• Problem to work on
Tally how many lines of these entries hold the string "Serial". Return the number alone.

*** Begin section ***

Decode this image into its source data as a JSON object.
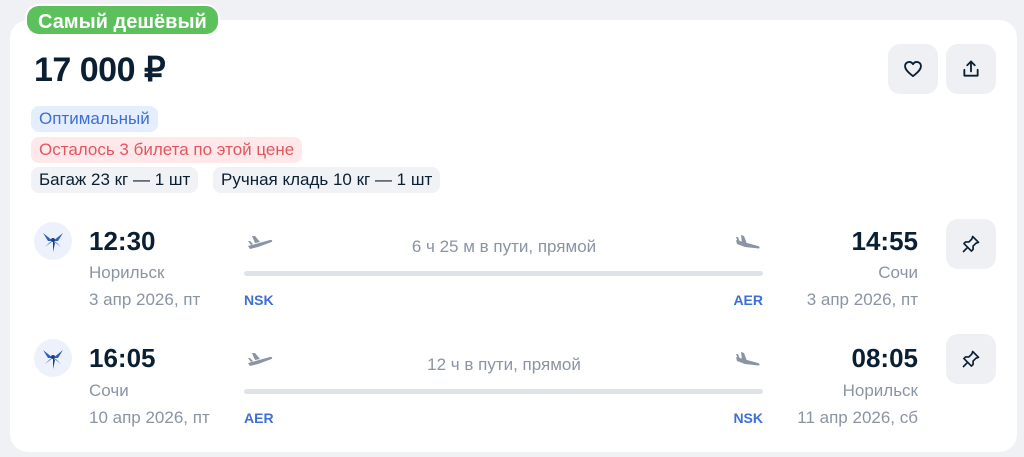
{
  "badge": "Самый дешёвый",
  "price": "17 000 ₽",
  "tags": {
    "optimal": "Оптимальный",
    "tickets_left": "Осталось 3 билета по этой цене",
    "baggage": "Багаж 23 кг — 1 шт",
    "hand_luggage": "Ручная кладь 10 кг — 1 шт"
  },
  "segments": [
    {
      "dep_time": "12:30",
      "dep_city": "Норильск",
      "dep_date": "3 апр 2026, пт",
      "duration": "6 ч 25 м в пути, прямой",
      "dep_code": "NSK",
      "arr_code": "AER",
      "arr_time": "14:55",
      "arr_city": "Сочи",
      "arr_date": "3 апр 2026, пт"
    },
    {
      "dep_time": "16:05",
      "dep_city": "Сочи",
      "dep_date": "10 апр 2026, пт",
      "duration": "12 ч в пути, прямой",
      "dep_code": "AER",
      "arr_code": "NSK",
      "arr_time": "08:05",
      "arr_city": "Норильск",
      "arr_date": "11 апр 2026, сб"
    }
  ],
  "icons": {
    "favorite": "heart-icon",
    "share": "share-icon",
    "pin": "pin-icon",
    "airline": "airline-logo-icon",
    "takeoff": "plane-takeoff-icon",
    "landing": "plane-landing-icon"
  },
  "colors": {
    "badge_green": "#5cc15c",
    "accent_blue": "#3d6fd6",
    "warning_red": "#e2565f"
  }
}
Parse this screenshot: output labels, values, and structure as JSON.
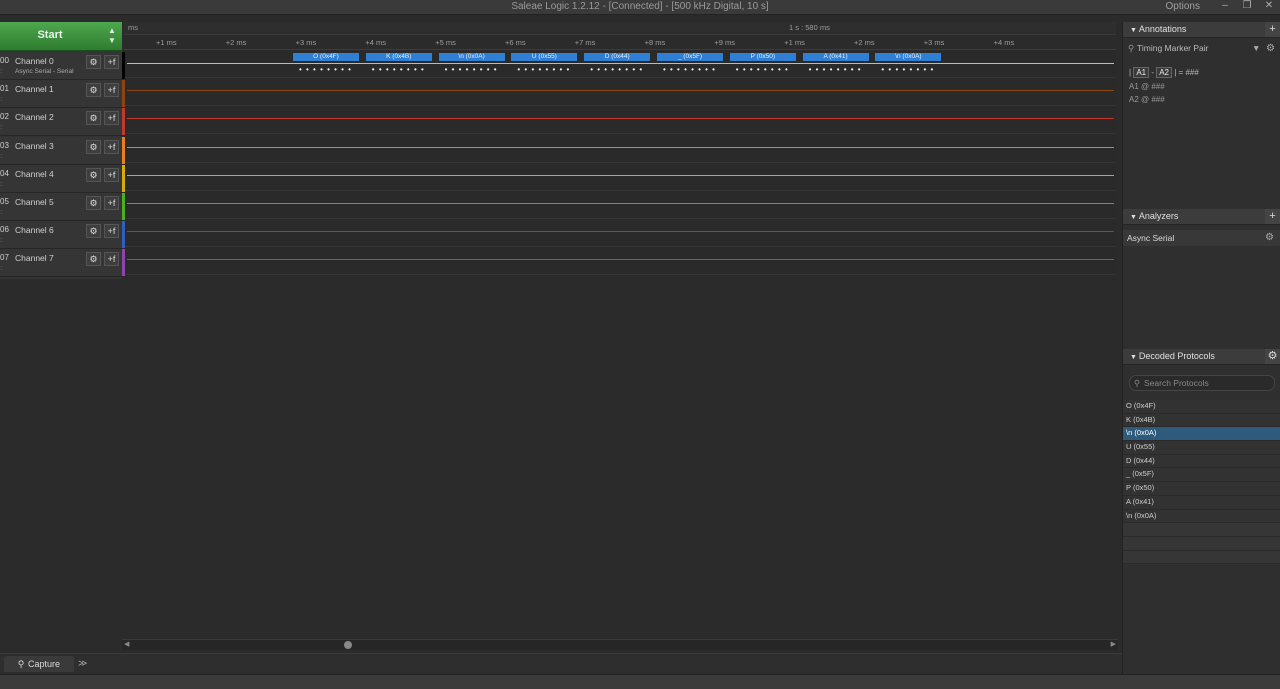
{
  "window": {
    "title": "Saleae Logic 1.2.12 - [Connected] - [500 kHz Digital, 10 s]",
    "options_label": "Options",
    "minimize": "–",
    "restore": "❐",
    "close": "✕"
  },
  "controls": {
    "start_label": "Start",
    "up_arrow": "▲",
    "down_arrow": "▼"
  },
  "channels": [
    {
      "num": "00",
      "name": "Channel 0",
      "sub": "Async Serial - Serial",
      "color": "#000000"
    },
    {
      "num": "01",
      "name": "Channel 1",
      "sub": "",
      "color": "#8b4513"
    },
    {
      "num": "02",
      "name": "Channel 2",
      "sub": "",
      "color": "#c0392b"
    },
    {
      "num": "03",
      "name": "Channel 3",
      "sub": "",
      "color": "#e67e22"
    },
    {
      "num": "04",
      "name": "Channel 4",
      "sub": "",
      "color": "#d4ac0d"
    },
    {
      "num": "05",
      "name": "Channel 5",
      "sub": "",
      "color": "#4caf20"
    },
    {
      "num": "06",
      "name": "Channel 6",
      "sub": "",
      "color": "#2e5fbf"
    },
    {
      "num": "07",
      "name": "Channel 7",
      "sub": "",
      "color": "#8e44ad"
    }
  ],
  "channel_buttons": {
    "gear": "⚙",
    "trigger": "+f"
  },
  "timeline": {
    "unit_label": "ms",
    "marker_label": "1 s : 580 ms",
    "ticks": [
      "+1 ms",
      "+2 ms",
      "+3 ms",
      "+4 ms",
      "+5 ms",
      "+6 ms",
      "+7 ms",
      "+8 ms",
      "+9 ms",
      "+1 ms",
      "+2 ms",
      "+3 ms",
      "+4 ms"
    ]
  },
  "decoded_frames": [
    "O (0x4F)",
    "K (0x4B)",
    "\\n (0x0A)",
    "U (0x55)",
    "D (0x44)",
    "_ (0x5F)",
    "P (0x50)",
    "A (0x41)",
    "\\n (0x0A)"
  ],
  "bits_dots": "• • • • • • • •",
  "annotations": {
    "header": "Annotations",
    "add": "+",
    "selector": "Timing Marker Pair",
    "a1": "A1",
    "a2": "A2",
    "delta_label": "= ###",
    "row1": "A1  @  ###",
    "row2": "A2  @  ###"
  },
  "analyzers": {
    "header": "Analyzers",
    "add": "+",
    "items": [
      "Async Serial"
    ]
  },
  "decoded_protocols": {
    "header": "Decoded Protocols",
    "search_placeholder": "Search Protocols",
    "items": [
      "O (0x4F)",
      "K (0x4B)",
      "\\n (0x0A)",
      "U (0x55)",
      "D (0x44)",
      "_ (0x5F)",
      "P (0x50)",
      "A (0x41)",
      "\\n (0x0A)"
    ],
    "selected_index": 2
  },
  "bottom": {
    "capture_tab": "Capture",
    "more_tab": "≫"
  }
}
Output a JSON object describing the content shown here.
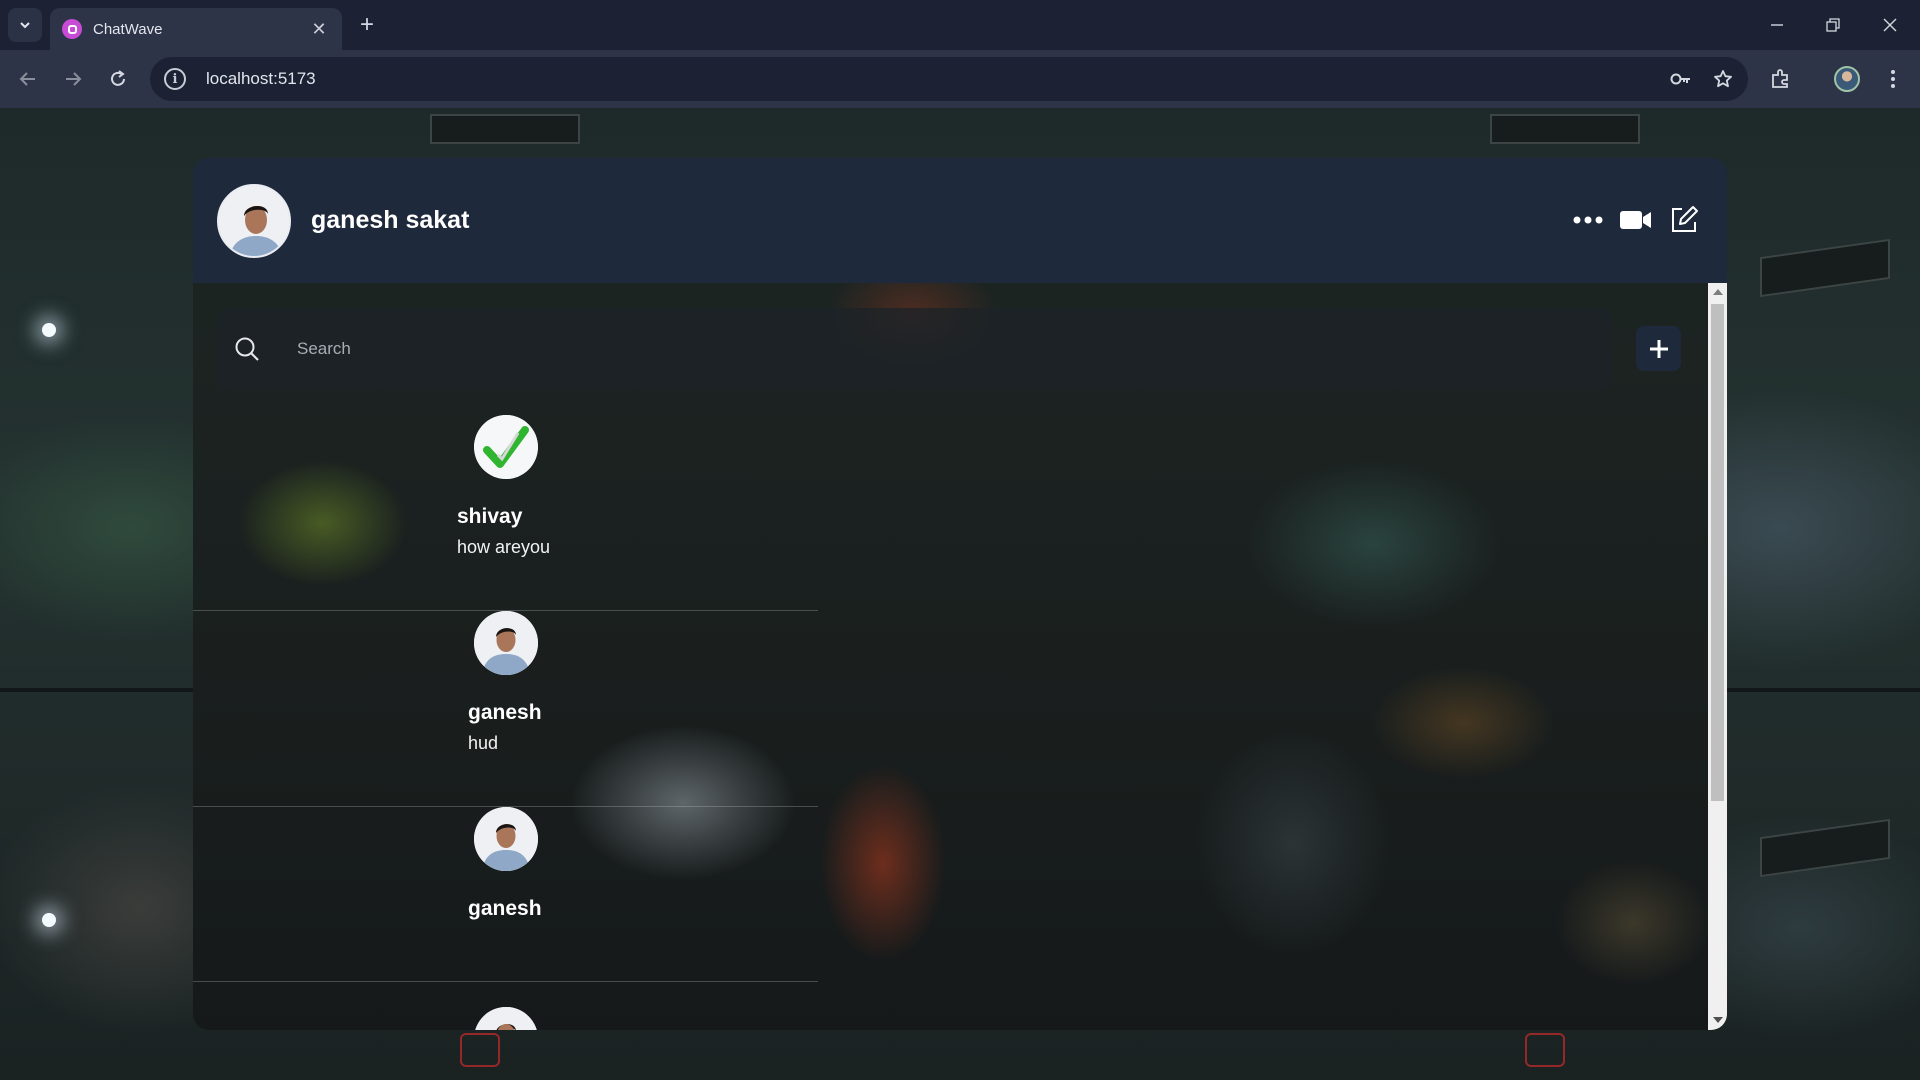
{
  "browser": {
    "tab_title": "ChatWave",
    "tab_close": "✕",
    "new_tab": "+",
    "url": "localhost:5173"
  },
  "header": {
    "user_name": "ganesh sakat",
    "icons": [
      "more-options-icon",
      "video-call-icon",
      "edit-icon"
    ]
  },
  "search": {
    "placeholder": "Search",
    "value": ""
  },
  "add_button": {
    "icon": "plus-icon"
  },
  "chats": [
    {
      "name": "shivay",
      "last_message": "how areyou",
      "avatar": "checkmark-avatar"
    },
    {
      "name": "ganesh",
      "last_message": "hud",
      "avatar": "person-avatar"
    },
    {
      "name": "ganesh",
      "last_message": "",
      "avatar": "person-avatar"
    }
  ],
  "colors": {
    "header_bg": "#1e293b",
    "chrome_bg": "#2e3447",
    "tabstrip_bg": "#1c2133",
    "check_green": "#2fb52f"
  }
}
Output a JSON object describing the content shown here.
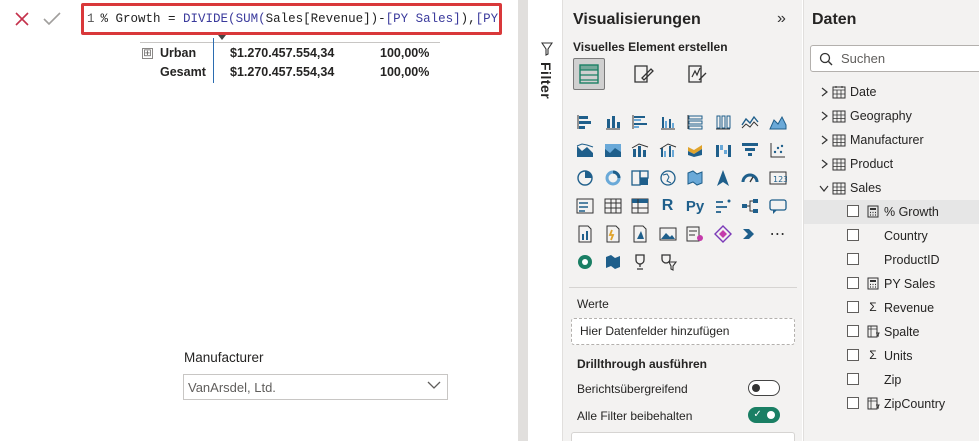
{
  "formula_bar": {
    "line_number": "1",
    "measure_name": "% Growth",
    "op": " = ",
    "fn_divide": "DIVIDE(",
    "fn_sum": "SUM(",
    "arg_revenue": "Sales[Revenue]",
    "mid": ")-",
    "arg_py1": "[PY Sales]",
    "comma": "),",
    "arg_py2": "[PY Sales]",
    "close": ")"
  },
  "table": {
    "rows": [
      {
        "label": "Urban",
        "value": "$1.270.457.554,34",
        "pct": "100,00%"
      },
      {
        "label": "Gesamt",
        "value": "$1.270.457.554,34",
        "pct": "100,00%"
      }
    ],
    "expand_symbol": "⊞"
  },
  "slicer": {
    "title": "Manufacturer",
    "selected": "VanArsdel, Ltd."
  },
  "filter_pane": {
    "label": "Filter"
  },
  "visualizations": {
    "title": "Visualisierungen",
    "collapse_symbol": "»",
    "subtitle": "Visuelles Element erstellen",
    "wells_label": "Werte",
    "dropzone_text": "Hier Datenfelder hinzufügen",
    "drillthrough_title": "Drillthrough ausführen",
    "option_cross_report": "Berichtsübergreifend",
    "option_keep_filters": "Alle Filter beibehalten",
    "cross_report_on": false,
    "keep_filters_on": true
  },
  "data_pane": {
    "title": "Daten",
    "search_placeholder": "Suchen",
    "tables": [
      {
        "name": "Date",
        "expanded": false
      },
      {
        "name": "Geography",
        "expanded": false
      },
      {
        "name": "Manufacturer",
        "expanded": false
      },
      {
        "name": "Product",
        "expanded": false
      },
      {
        "name": "Sales",
        "expanded": true
      }
    ],
    "sales_fields": [
      {
        "name": "% Growth",
        "icon": "calculator-icon",
        "selected": true
      },
      {
        "name": "Country",
        "icon": "",
        "selected": false
      },
      {
        "name": "ProductID",
        "icon": "",
        "selected": false
      },
      {
        "name": "PY Sales",
        "icon": "calculator-icon",
        "selected": false
      },
      {
        "name": "Revenue",
        "icon": "sigma-icon",
        "selected": false
      },
      {
        "name": "Spalte",
        "icon": "calculated-column-icon",
        "selected": false
      },
      {
        "name": "Units",
        "icon": "sigma-icon",
        "selected": false
      },
      {
        "name": "Zip",
        "icon": "",
        "selected": false
      },
      {
        "name": "ZipCountry",
        "icon": "calculated-column-icon",
        "selected": false
      }
    ]
  },
  "colors": {
    "highlight_red": "#d9383a",
    "accent_green": "#1a7f64",
    "pane_bg": "#f3f2f1"
  }
}
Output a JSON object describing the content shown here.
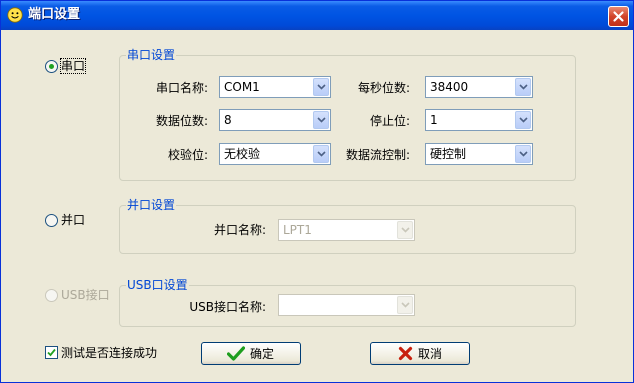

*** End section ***

• Exercise output
2